I was also confused by the inclusion of the Vicente (Walter Daehn) character. Lots of fanfare surrounded him when he was identified as the snake in the garden of Eden who tempted Eve so I was expecting some kind of fight between him and a demon possessed John Constantine but he was dealt with in mere seconds. It was such an anticlimax and the episode would actually have been the same without his inclusion. It does give a little more development to the scale of The Rising Darkness but it wasn’t really necessary to do that here. It might have been forgivable if it had been a way to show how powerful the demon Pazuzu is but almost nothing came of this diversion.
I really liked the scene where the possessed John called out some truths about the other characters in a way that unnerved them but the effectiveness was lessened by the fact that a very similar scene happened in the first episode.
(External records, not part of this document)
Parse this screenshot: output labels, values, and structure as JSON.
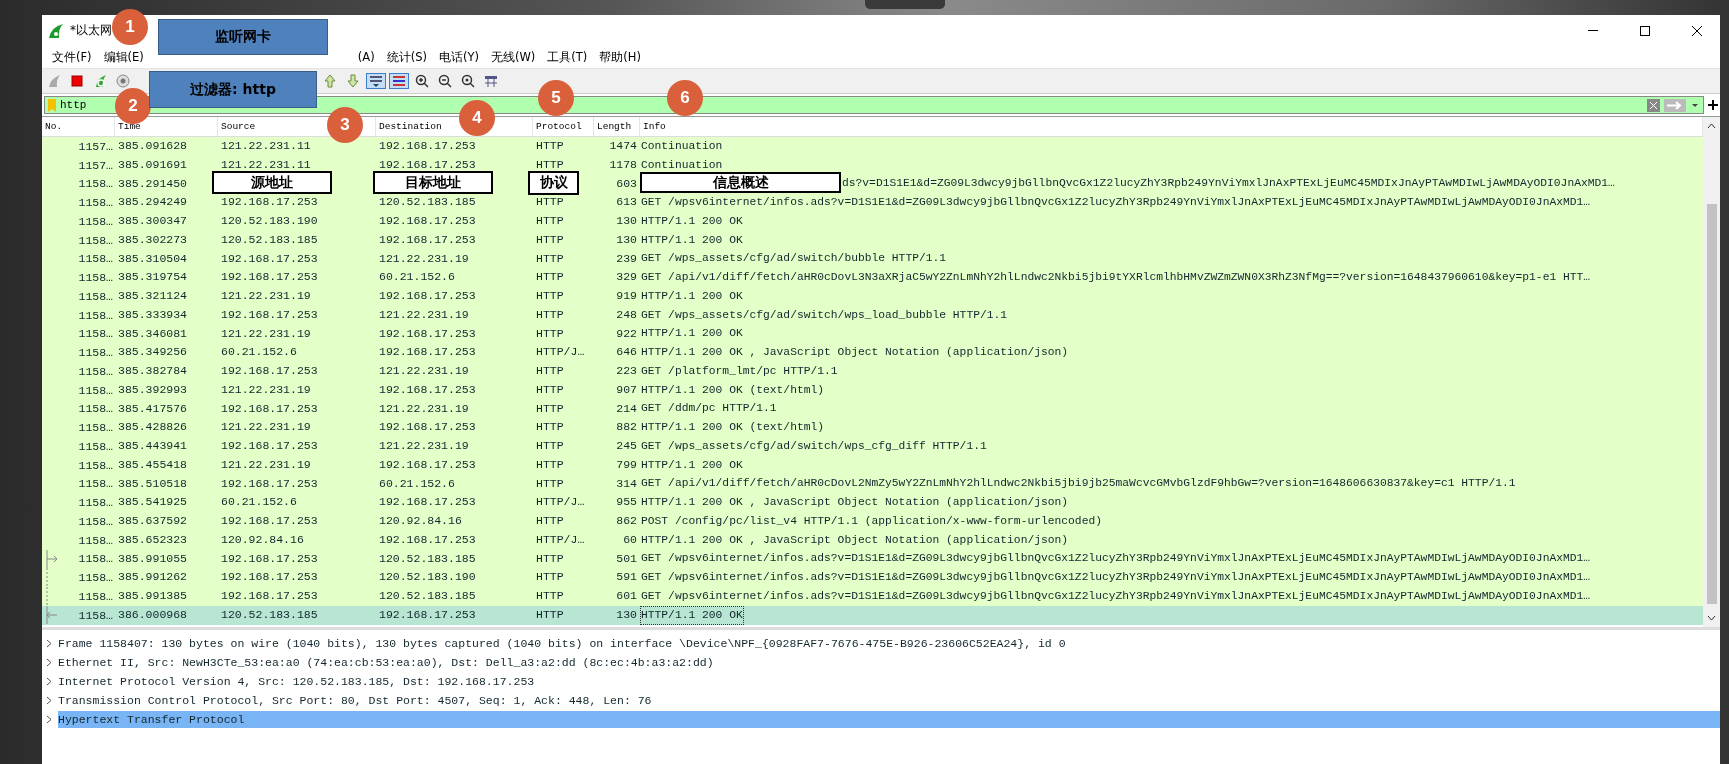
{
  "window": {
    "title": "*以太网"
  },
  "menu": [
    "文件(F)",
    "编辑(E)",
    "(A)",
    "统计(S)",
    "电话(Y)",
    "无线(W)",
    "工具(T)",
    "帮助(H)"
  ],
  "toolbar": [
    {
      "kind": "fin",
      "on": false
    },
    {
      "kind": "stop",
      "on": false
    },
    {
      "kind": "restart",
      "on": false
    },
    {
      "kind": "options",
      "on": false
    },
    {
      "kind": "first",
      "on": false
    },
    {
      "kind": "last",
      "on": false
    },
    {
      "kind": "autoscroll",
      "on": true
    },
    {
      "kind": "colorize",
      "on": true
    },
    {
      "kind": "zoom-in",
      "on": false
    },
    {
      "kind": "zoom-out",
      "on": false
    },
    {
      "kind": "zoom-reset",
      "on": false
    },
    {
      "kind": "resize",
      "on": false
    }
  ],
  "filter": {
    "value": "http"
  },
  "table": {
    "columns": [
      "No.",
      "Time",
      "Source",
      "Destination",
      "Protocol",
      "Length",
      "Info"
    ],
    "rows": [
      {
        "no": "1157…",
        "time": "385.091628",
        "source": "121.22.231.11",
        "destination": "192.168.17.253",
        "protocol": "HTTP",
        "length": "1474",
        "info": "Continuation",
        "selected": false
      },
      {
        "no": "1157…",
        "time": "385.091691",
        "source": "121.22.231.11",
        "destination": "192.168.17.253",
        "protocol": "HTTP",
        "length": "1178",
        "info": "Continuation",
        "selected": false
      },
      {
        "no": "1158…",
        "time": "385.291450",
        "length": "603",
        "info": "ds?v=D1S1E1&d=ZG09L3dwcy9jbGllbnQvcGx1Z2lucyZhY3Rpb249YnViYmxlJnAxPTExLjEuMC45MDIxJnAyPTAwMDIwLjAwMDAyODI0JnAxMD1…",
        "covered": true,
        "selected": false
      },
      {
        "no": "1158…",
        "time": "385.294249",
        "source": "192.168.17.253",
        "destination": "120.52.183.185",
        "protocol": "HTTP",
        "length": "613",
        "info": "GET /wpsv6internet/infos.ads?v=D1S1E1&d=ZG09L3dwcy9jbGllbnQvcGx1Z2lucyZhY3Rpb249YnViYmxlJnAxPTExLjEuMC45MDIxJnAyPTAwMDIwLjAwMDAyODI0JnAxMD1…",
        "selected": false
      },
      {
        "no": "1158…",
        "time": "385.300347",
        "source": "120.52.183.190",
        "destination": "192.168.17.253",
        "protocol": "HTTP",
        "length": "130",
        "info": "HTTP/1.1 200 OK",
        "selected": false
      },
      {
        "no": "1158…",
        "time": "385.302273",
        "source": "120.52.183.185",
        "destination": "192.168.17.253",
        "protocol": "HTTP",
        "length": "130",
        "info": "HTTP/1.1 200 OK",
        "selected": false
      },
      {
        "no": "1158…",
        "time": "385.310504",
        "source": "192.168.17.253",
        "destination": "121.22.231.19",
        "protocol": "HTTP",
        "length": "239",
        "info": "GET /wps_assets/cfg/ad/switch/bubble HTTP/1.1",
        "selected": false
      },
      {
        "no": "1158…",
        "time": "385.319754",
        "source": "192.168.17.253",
        "destination": "60.21.152.6",
        "protocol": "HTTP",
        "length": "329",
        "info": "GET /api/v1/diff/fetch/aHR0cDovL3N3aXRjaC5wY2ZnLmNhY2hlLndwc2Nkbi5jbi9tYXRlcmlhbHMvZWZmZWN0X3RhZ3NfMg==?version=1648437960610&key=p1-e1 HTT…",
        "selected": false
      },
      {
        "no": "1158…",
        "time": "385.321124",
        "source": "121.22.231.19",
        "destination": "192.168.17.253",
        "protocol": "HTTP",
        "length": "919",
        "info": "HTTP/1.1 200 OK",
        "selected": false
      },
      {
        "no": "1158…",
        "time": "385.333934",
        "source": "192.168.17.253",
        "destination": "121.22.231.19",
        "protocol": "HTTP",
        "length": "248",
        "info": "GET /wps_assets/cfg/ad/switch/wps_load_bubble HTTP/1.1",
        "selected": false
      },
      {
        "no": "1158…",
        "time": "385.346081",
        "source": "121.22.231.19",
        "destination": "192.168.17.253",
        "protocol": "HTTP",
        "length": "922",
        "info": "HTTP/1.1 200 OK",
        "selected": false
      },
      {
        "no": "1158…",
        "time": "385.349256",
        "source": "60.21.152.6",
        "destination": "192.168.17.253",
        "protocol": "HTTP/J…",
        "length": "646",
        "info": "HTTP/1.1 200 OK , JavaScript Object Notation (application/json)",
        "selected": false
      },
      {
        "no": "1158…",
        "time": "385.382784",
        "source": "192.168.17.253",
        "destination": "121.22.231.19",
        "protocol": "HTTP",
        "length": "223",
        "info": "GET /platform_lmt/pc HTTP/1.1",
        "selected": false
      },
      {
        "no": "1158…",
        "time": "385.392993",
        "source": "121.22.231.19",
        "destination": "192.168.17.253",
        "protocol": "HTTP",
        "length": "907",
        "info": "HTTP/1.1 200 OK  (text/html)",
        "selected": false
      },
      {
        "no": "1158…",
        "time": "385.417576",
        "source": "192.168.17.253",
        "destination": "121.22.231.19",
        "protocol": "HTTP",
        "length": "214",
        "info": "GET /ddm/pc HTTP/1.1",
        "selected": false
      },
      {
        "no": "1158…",
        "time": "385.428826",
        "source": "121.22.231.19",
        "destination": "192.168.17.253",
        "protocol": "HTTP",
        "length": "882",
        "info": "HTTP/1.1 200 OK  (text/html)",
        "selected": false
      },
      {
        "no": "1158…",
        "time": "385.443941",
        "source": "192.168.17.253",
        "destination": "121.22.231.19",
        "protocol": "HTTP",
        "length": "245",
        "info": "GET /wps_assets/cfg/ad/switch/wps_cfg_diff HTTP/1.1",
        "selected": false
      },
      {
        "no": "1158…",
        "time": "385.455418",
        "source": "121.22.231.19",
        "destination": "192.168.17.253",
        "protocol": "HTTP",
        "length": "799",
        "info": "HTTP/1.1 200 OK",
        "selected": false
      },
      {
        "no": "1158…",
        "time": "385.510518",
        "source": "192.168.17.253",
        "destination": "60.21.152.6",
        "protocol": "HTTP",
        "length": "314",
        "info": "GET /api/v1/diff/fetch/aHR0cDovL2NmZy5wY2ZnLmNhY2hlLndwc2Nkbi5jbi9jb25maWcvcGMvbGlzdF9hbGw=?version=1648606630837&key=c1 HTTP/1.1",
        "selected": false
      },
      {
        "no": "1158…",
        "time": "385.541925",
        "source": "60.21.152.6",
        "destination": "192.168.17.253",
        "protocol": "HTTP/J…",
        "length": "955",
        "info": "HTTP/1.1 200 OK , JavaScript Object Notation (application/json)",
        "selected": false
      },
      {
        "no": "1158…",
        "time": "385.637592",
        "source": "192.168.17.253",
        "destination": "120.92.84.16",
        "protocol": "HTTP",
        "length": "862",
        "info": "POST /config/pc/list_v4 HTTP/1.1  (application/x-www-form-urlencoded)",
        "selected": false
      },
      {
        "no": "1158…",
        "time": "385.652323",
        "source": "120.92.84.16",
        "destination": "192.168.17.253",
        "protocol": "HTTP/J…",
        "length": "60",
        "info": "HTTP/1.1 200 OK , JavaScript Object Notation (application/json)",
        "selected": false
      },
      {
        "no": "1158…",
        "time": "385.991055",
        "source": "192.168.17.253",
        "destination": "120.52.183.185",
        "protocol": "HTTP",
        "length": "501",
        "info": "GET /wpsv6internet/infos.ads?v=D1S1E1&d=ZG09L3dwcy9jbGllbnQvcGx1Z2lucyZhY3Rpb249YnViYmxlJnAxPTExLjEuMC45MDIxJnAyPTAwMDIwLjAwMDAyODI0JnAxMD1…",
        "request_arrow": true,
        "selected": false
      },
      {
        "no": "1158…",
        "time": "385.991262",
        "source": "192.168.17.253",
        "destination": "120.52.183.190",
        "protocol": "HTTP",
        "length": "591",
        "info": "GET /wpsv6internet/infos.ads?v=D1S1E1&d=ZG09L3dwcy9jbGllbnQvcGx1Z2lucyZhY3Rpb249YnViYmxlJnAxPTExLjEuMC45MDIxJnAyPTAwMDIwLjAwMDAyODI0JnAxMD1…",
        "related_line": true,
        "selected": false
      },
      {
        "no": "1158…",
        "time": "385.991385",
        "source": "192.168.17.253",
        "destination": "120.52.183.185",
        "protocol": "HTTP",
        "length": "601",
        "info": "GET /wpsv6internet/infos.ads?v=D1S1E1&d=ZG09L3dwcy9jbGllbnQvcGx1Z2lucyZhY3Rpb249YnViYmxlJnAxPTExLjEuMC45MDIxJnAyPTAwMDIwLjAwMDAyODI0JnAxMD1…",
        "related_line": true,
        "selected": false
      },
      {
        "no": "1158…",
        "time": "386.000968",
        "source": "120.52.183.185",
        "destination": "192.168.17.253",
        "protocol": "HTTP",
        "length": "130",
        "info": "HTTP/1.1 200 OK",
        "response_arrow": true,
        "selected": true
      }
    ]
  },
  "details": [
    {
      "text": "Frame 1158407: 130 bytes on wire (1040 bits), 130 bytes captured (1040 bits) on interface \\Device\\NPF_{0928FAF7-7676-475E-B926-23606C52EA24}, id 0",
      "expanded": false,
      "selected": false
    },
    {
      "text": "Ethernet II, Src: NewH3CTe_53:ea:a0 (74:ea:cb:53:ea:a0), Dst: Dell_a3:a2:dd (8c:ec:4b:a3:a2:dd)",
      "expanded": false,
      "selected": false
    },
    {
      "text": "Internet Protocol Version 4, Src: 120.52.183.185, Dst: 192.168.17.253",
      "expanded": false,
      "selected": false
    },
    {
      "text": "Transmission Control Protocol, Src Port: 80, Dst Port: 4507, Seq: 1, Ack: 448, Len: 76",
      "expanded": false,
      "selected": false
    },
    {
      "text": "Hypertext Transfer Protocol",
      "expanded": false,
      "selected": true
    }
  ],
  "annotations": [
    {
      "kind": "circle",
      "text": "1"
    },
    {
      "kind": "callout",
      "text": "监听网卡"
    },
    {
      "kind": "circle",
      "text": "2"
    },
    {
      "kind": "callout",
      "text": "过滤器: http"
    },
    {
      "kind": "circle",
      "text": "3"
    },
    {
      "kind": "circle",
      "text": "4"
    },
    {
      "kind": "circle",
      "text": "5"
    },
    {
      "kind": "circle",
      "text": "6"
    },
    {
      "kind": "label",
      "text": "源地址"
    },
    {
      "kind": "label",
      "text": "目标地址"
    },
    {
      "kind": "label",
      "text": "协议"
    },
    {
      "kind": "label",
      "text": "信息概述"
    }
  ]
}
It felt a little repetitious here which lessened the impact of the scene.
Constantine comes back from a long break with a strong outing. John’s possession filling up most of the episode was a good choice and was done really well. Matt Ryan conveys the possession perfectly and projects the internal conflict with a sinister edge.
The other characters were used well in a support capacity. Each of them has their own reasons for wanting to help John and the episode kept them at the forefront. In particular the unresolved issues Ann Marie has with her own guilt that she projects onto him play an important part in solving John’s possession problem.
John and Manny’s relationship is really well handled here. There’s an implication that Manny is more willing to help than John assumes. I look forward to seeing how this relationship progresses as there’s lots of implied complexity in there.
The cliffhangers were all resolved in a really clumsy way suggesting that they were put in place with no thought of their resolution. It seems likely that the producers wanted several cliffhangers to hook viewers into coming back after the break which sacrificed the dramatic possibilities of their resolution. It was such a waste of the hideously underused Invunche.
Similarly the addition of the snake that tempted Eve in the Garden of Eden was completely underused. It was a really pointless addition that sadly didn’t go anywhere. It had the potential to be a really cool villain but unfortunately didn’t really work.
This show has definitely found more of an identity in the more recent episodes. It does feel like it’s building to something interesting and I just hope it’s not cancelled before it gets the chance.